My parents died of emphysema in the 2000s, so that was another reason… there was a lot of stuff going on changing in my personal life. It really affects everything else… “Do I want to go and get a record deal? Or do I want to deal with the funeral?” I was finding it really difficult to grieve, and I got the film Goodbye Mr. Chips from Blockbuster and just watched it and couldn’t stop crying and I didn’t know why. I thought, “This feels good to be bawling my eyes out.” A doctor told me I’ve got suppressed grief. That English thing again, just keeping a stiff upper lip about it, “I’m fine, I’m fine.” It was an honor to be at my mom’s death by the bedside, but in reality you can’t even move yourself. So when Ian picked out that song “Mountain Top” I thought, “I’ll get that off my chest, I’ve still got some crying to do.” It sounds really uplifting, this album, but I know the roots and where they go.
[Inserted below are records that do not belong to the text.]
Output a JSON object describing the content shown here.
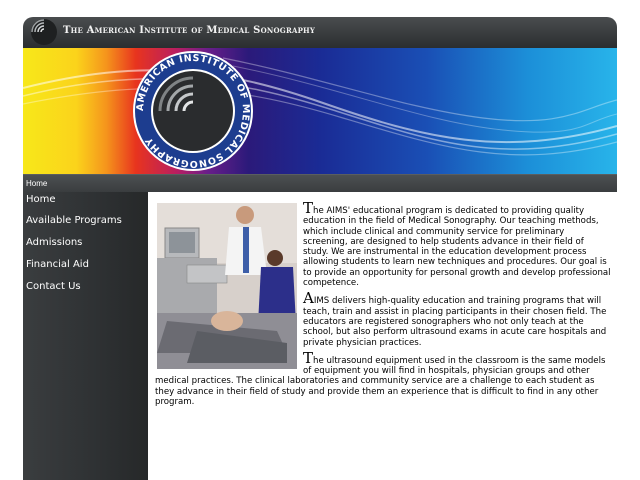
{
  "header": {
    "title": "The American Institute of Medical Sonography"
  },
  "banner": {
    "seal_text": "AMERICAN INSTITUTE OF MEDICAL SONOGRAPHY"
  },
  "breadcrumb": {
    "current": "Home"
  },
  "sidebar": {
    "items": [
      {
        "label": "Home"
      },
      {
        "label": "Available Programs"
      },
      {
        "label": "Admissions"
      },
      {
        "label": "Financial Aid"
      },
      {
        "label": "Contact Us"
      }
    ]
  },
  "content": {
    "paragraphs": [
      {
        "initial": "T",
        "rest": "he AIMS' educational program is dedicated to providing quality education in the field of Medical Sonography. Our teaching methods, which include clinical and community service for preliminary screening, are designed to help students advance in their field of study. We are instrumental in the education development process allowing students to learn new techniques and procedures. Our goal is to provide an opportunity for personal growth and develop professional competence."
      },
      {
        "initial": "A",
        "rest": "IMS delivers high-quality education and training programs that will teach, train and assist in placing participants in their chosen field. The educators are registered sonographers who not only teach at the school, but also perform ultrasound exams in acute care hospitals and private physician practices."
      },
      {
        "initial": "T",
        "rest": "he ultrasound equipment used in the classroom is the same models of equipment you will find in hospitals, physician groups and other medical practices. The clinical laboratories and community service are a challenge to each student as they advance in their field of study and provide them an experience that is difficult to find in any other program."
      }
    ]
  },
  "colors": {
    "header_bg": "#2b2e30",
    "sidebar_bg": "#2e3133",
    "seal_blue": "#1d3d8f",
    "content_bg": "#ffffff"
  }
}
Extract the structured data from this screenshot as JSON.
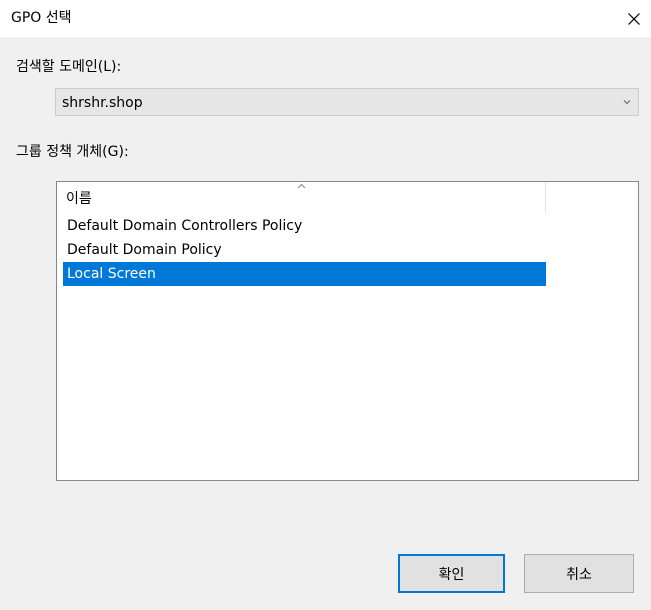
{
  "window": {
    "title": "GPO 선택"
  },
  "domain": {
    "label": "검색할 도메인(L):",
    "selected": "shrshr.shop"
  },
  "gpo": {
    "label": "그룹 정책 개체(G):",
    "column_header": "이름",
    "items": [
      {
        "label": "Default Domain Controllers Policy",
        "selected": false
      },
      {
        "label": "Default Domain Policy",
        "selected": false
      },
      {
        "label": "Local Screen",
        "selected": true
      }
    ]
  },
  "buttons": {
    "ok": "확인",
    "cancel": "취소"
  },
  "colors": {
    "selection": "#0078d7",
    "background": "#f0f0f0"
  },
  "icons": {
    "close": "close-icon",
    "dropdown": "chevron-down-icon",
    "sort": "sort-ascending-icon"
  }
}
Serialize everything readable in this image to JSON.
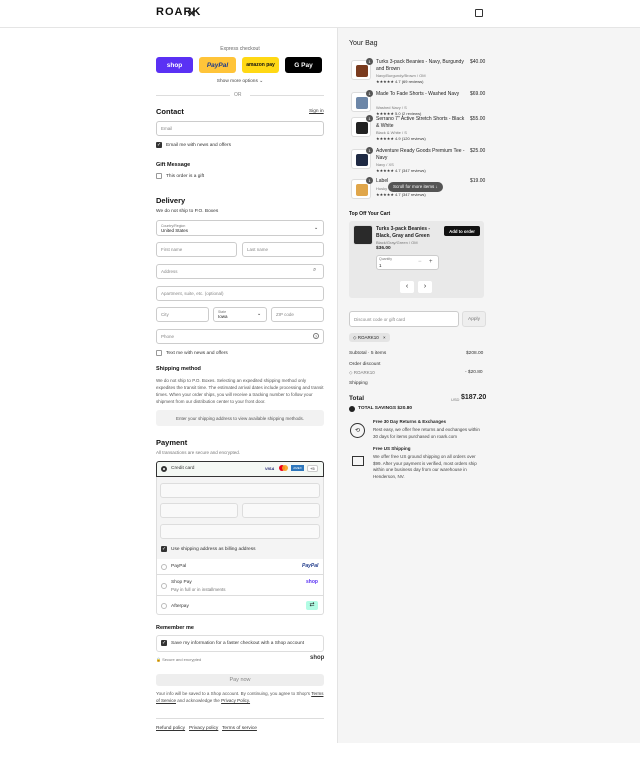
{
  "brand": "ROARK",
  "express": {
    "title": "Express checkout",
    "shop": "shop",
    "paypal": "PayPal",
    "amazon": "amazon pay",
    "gpay": "G Pay",
    "more": "Show more options ⌄",
    "or": "OR"
  },
  "contact": {
    "title": "Contact",
    "signin": "Sign in",
    "email_ph": "Email",
    "news": "Email me with news and offers"
  },
  "gift": {
    "title": "Gift Message",
    "label": "This order is a gift"
  },
  "delivery": {
    "title": "Delivery",
    "note": "We do not ship to P.O. Boxes",
    "country_label": "Country/Region",
    "country": "United States",
    "first_ph": "First name",
    "last_ph": "Last name",
    "address_ph": "Address",
    "apt_ph": "Apartment, suite, etc. (optional)",
    "city_ph": "City",
    "state_label": "State",
    "state": "Iowa",
    "zip_ph": "ZIP code",
    "phone_ph": "Phone",
    "text_news": "Text me with news and offers"
  },
  "shipping": {
    "title": "Shipping method",
    "desc": "We do not ship to P.O. Boxes. Selecting an expedited shipping method only expedites the transit time. The estimated arrival dates include processing and transit times. When your order ships, you will receive a tracking number to follow your shipment from our distribution center to your front door.",
    "placeholder": "Enter your shipping address to view available shipping methods."
  },
  "payment": {
    "title": "Payment",
    "sub": "All transactions are secure and encrypted.",
    "credit": "Credit card",
    "visa": "VISA",
    "amex": "AMEX",
    "more_cards": "+5",
    "billing": "Use shipping address as billing address",
    "paypal": "PayPal",
    "shoppay": "Shop Pay",
    "shoppay_sub": "Pay in full or in installments",
    "afterpay": "Afterpay",
    "shoppay_logo": "shop"
  },
  "remember": {
    "title": "Remember me",
    "label": "Save my information for a faster checkout with a Shop account",
    "secure": "Secure and encrypted",
    "shop": "shop"
  },
  "paynow": "Pay now",
  "legal": {
    "pre": "Your info will be saved to a Shop account. By continuing, you agree to Shop's",
    "tos": "Terms of Service",
    "mid": "and acknowledge the",
    "privacy": "Privacy Policy."
  },
  "footer": {
    "refund": "Refund policy",
    "privacy": "Privacy policy",
    "terms": "Terms of service"
  },
  "bag": {
    "title": "Your Bag",
    "items": [
      {
        "qty": "1",
        "name": "Turks 3-pack Beanies - Navy, Burgundy and Brown",
        "variant": "Navy/Burgundy/Brown / OM",
        "rating": "4.7 (69 reviews)",
        "price": "$40.00",
        "color": "#7a3b1e"
      },
      {
        "qty": "1",
        "name": "Made To Fade Shorts - Washed Navy",
        "variant": "Washed Navy / S",
        "rating": "5.0 (2 reviews)",
        "price": "$69.00",
        "color": "#6d87a8"
      },
      {
        "qty": "1",
        "name": "Serrano 7\" Active Stretch Shorts - Black & White",
        "variant": "Black & White / S",
        "rating": "4.9 (120 reviews)",
        "price": "$55.00",
        "color": "#222"
      },
      {
        "qty": "1",
        "name": "Adventure Ready Goods Premium Tee - Navy",
        "variant": "Navy / XS",
        "rating": "4.7 (347 reviews)",
        "price": "$25.00",
        "color": "#1f2a44"
      },
      {
        "qty": "1",
        "name": "Label",
        "variant": "Husky",
        "rating": "4.7 (347 reviews)",
        "price": "$19.00",
        "color": "#e0a64a"
      }
    ],
    "scroll": "Scroll for more items ↓"
  },
  "upsell": {
    "title": "Top Off Your Cart",
    "name": "Turks 3-pack Beanies - Black, Gray and Green",
    "variant": "Black/Gray/Green / OM",
    "price": "$36.00",
    "add": "Add to order",
    "qty_label": "Quantity",
    "qty": "1",
    "prev": "‹",
    "next": "›"
  },
  "discount": {
    "ph": "Discount code or gift card",
    "apply": "Apply",
    "tag": "ROARK10",
    "x": "×"
  },
  "summary": {
    "subtotal_label": "Subtotal · 5 items",
    "subtotal": "$208.00",
    "order_discount": "Order discount",
    "code": "ROARK10",
    "discount": "- $20.80",
    "shipping_label": "Shipping",
    "total_label": "Total",
    "currency": "USD",
    "total": "$187.20",
    "savings": "TOTAL SAVINGS",
    "savings_amt": "$20.80"
  },
  "perks": [
    {
      "title": "Free 30 Day Returns & Exchanges",
      "text": "Rest easy, we offer free returns and exchanges within 30 days for items purchased on roark.com"
    },
    {
      "title": "Free US Shipping",
      "text": "We offer free US ground shipping on all orders over $99. After your payment is verified, most orders ship within one business day from our warehouse in Henderson, NV."
    }
  ]
}
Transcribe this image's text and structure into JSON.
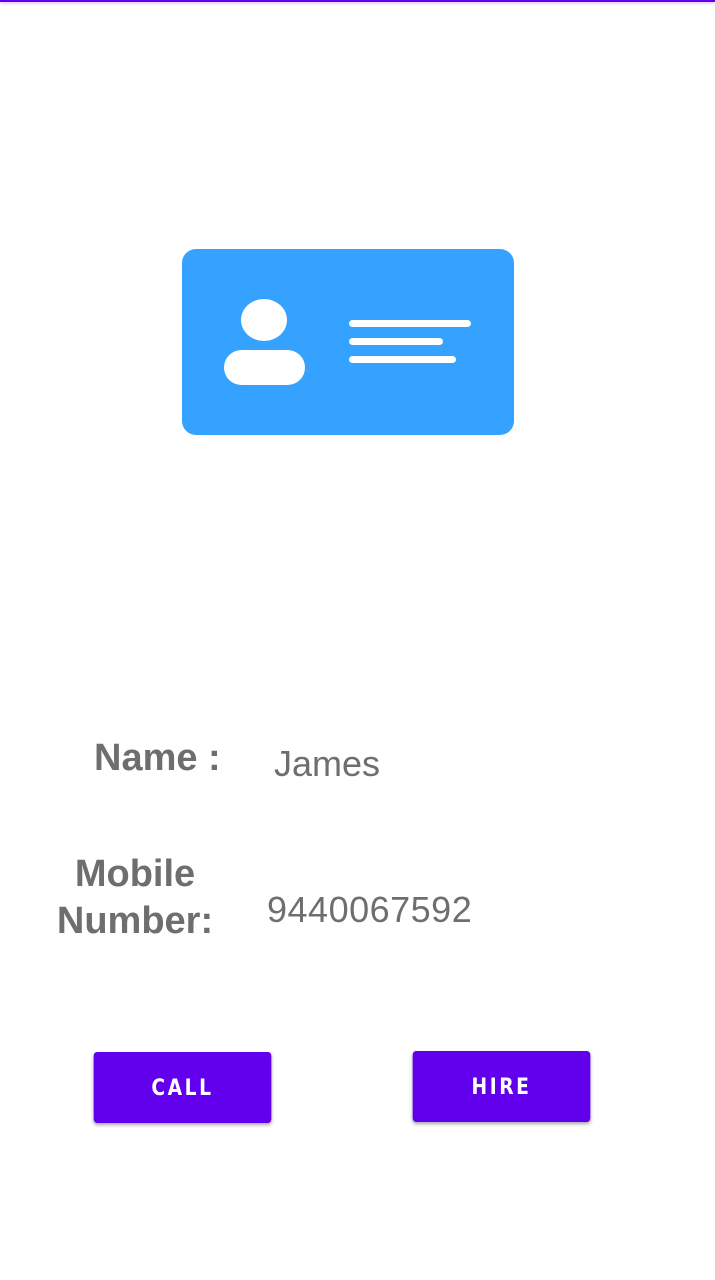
{
  "colors": {
    "accent": "#6200ee",
    "card": "#36a2ff",
    "text": "#6e6e6e",
    "background": "#ffffff"
  },
  "illustration": {
    "icon": "id-card-icon"
  },
  "details": {
    "name_label": "Name :",
    "name_value": "James",
    "mobile_label": "Mobile Number:",
    "mobile_value": "9440067592"
  },
  "actions": {
    "call_label": "CALL",
    "hire_label": "HIRE"
  }
}
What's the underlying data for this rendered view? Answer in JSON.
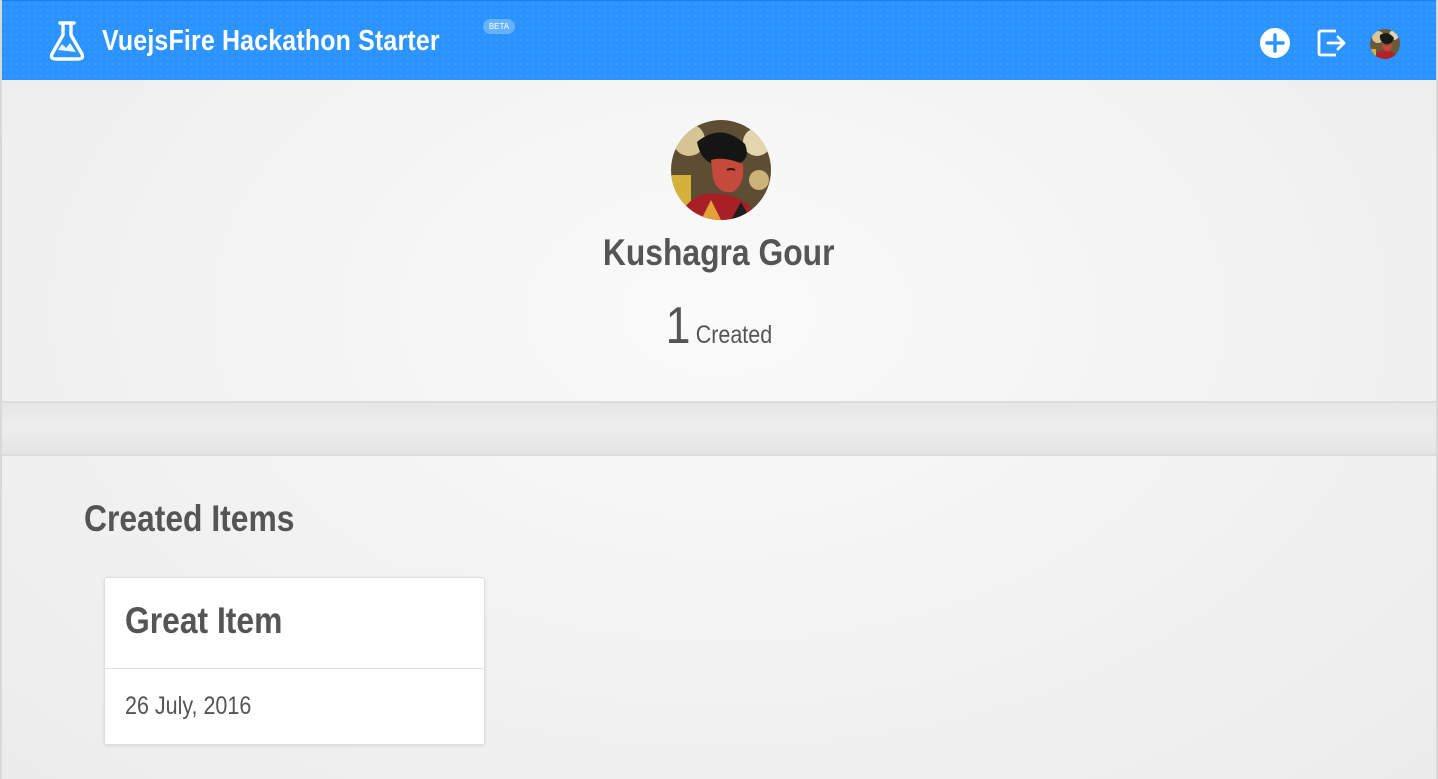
{
  "header": {
    "title": "VuejsFire Hackathon Starter",
    "badge": "BETA",
    "brand_icon": "flask-icon",
    "actions": [
      {
        "name": "add-item",
        "icon": "plus-circle-icon"
      },
      {
        "name": "logout",
        "icon": "logout-icon"
      },
      {
        "name": "user-avatar",
        "icon": "avatar"
      }
    ],
    "accent_color": "#2a93ff"
  },
  "profile": {
    "name": "Kushagra Gour",
    "created_count": "1",
    "created_label": "Created"
  },
  "created_items": {
    "heading": "Created Items",
    "items": [
      {
        "title": "Great Item",
        "date": "26 July, 2016"
      }
    ]
  },
  "colors": {
    "text": "#555555",
    "background": "#f2f2f2",
    "card": "#ffffff"
  }
}
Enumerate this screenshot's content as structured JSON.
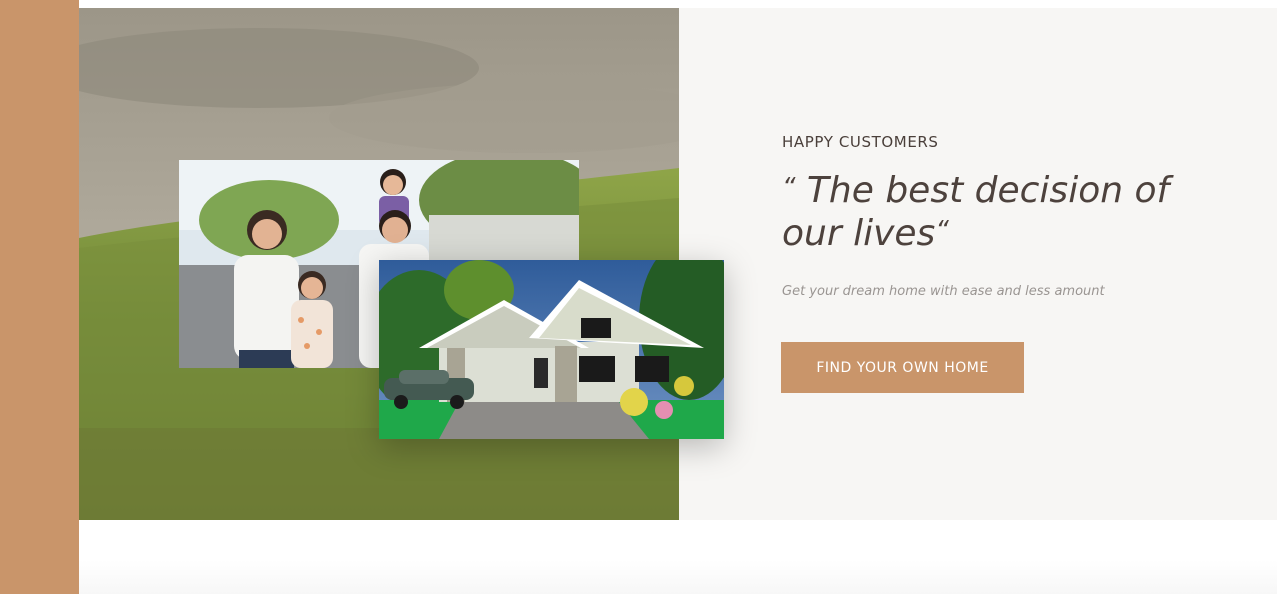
{
  "testimonial": {
    "eyebrow": "HAPPY CUSTOMERS",
    "quote_open": "“",
    "quote_text": " The best decision of our lives",
    "quote_close": "“",
    "subtext": "Get your dream home with ease and less amount",
    "cta_label": "FIND YOUR OWN HOME"
  },
  "colors": {
    "accent": "#c9956a",
    "panel_bg": "#f7f6f4",
    "heading": "#4d423d",
    "subtext": "#9a9592"
  },
  "images": {
    "background": "meadow-landscape-photo",
    "family": "happy-family-photo",
    "house": "house-render-photo"
  }
}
STEREOGUM: I think to have an uplifting record, you have to be lifting yourself up from something in the first place. A lot of soul and gospel comes from pain, so it’s a concerted effort to climb out of the hole, in a way.
HEYWARD: It’s interesting, isn’t it? I’ve found that people who express all of their darkness onstage are a bit lighthearted. It’s like you never see an angry boxer. They’d probably be really angry if they couldn’t box. [Laughs.]
Nick Heyward’s Woodland Echoes is out now.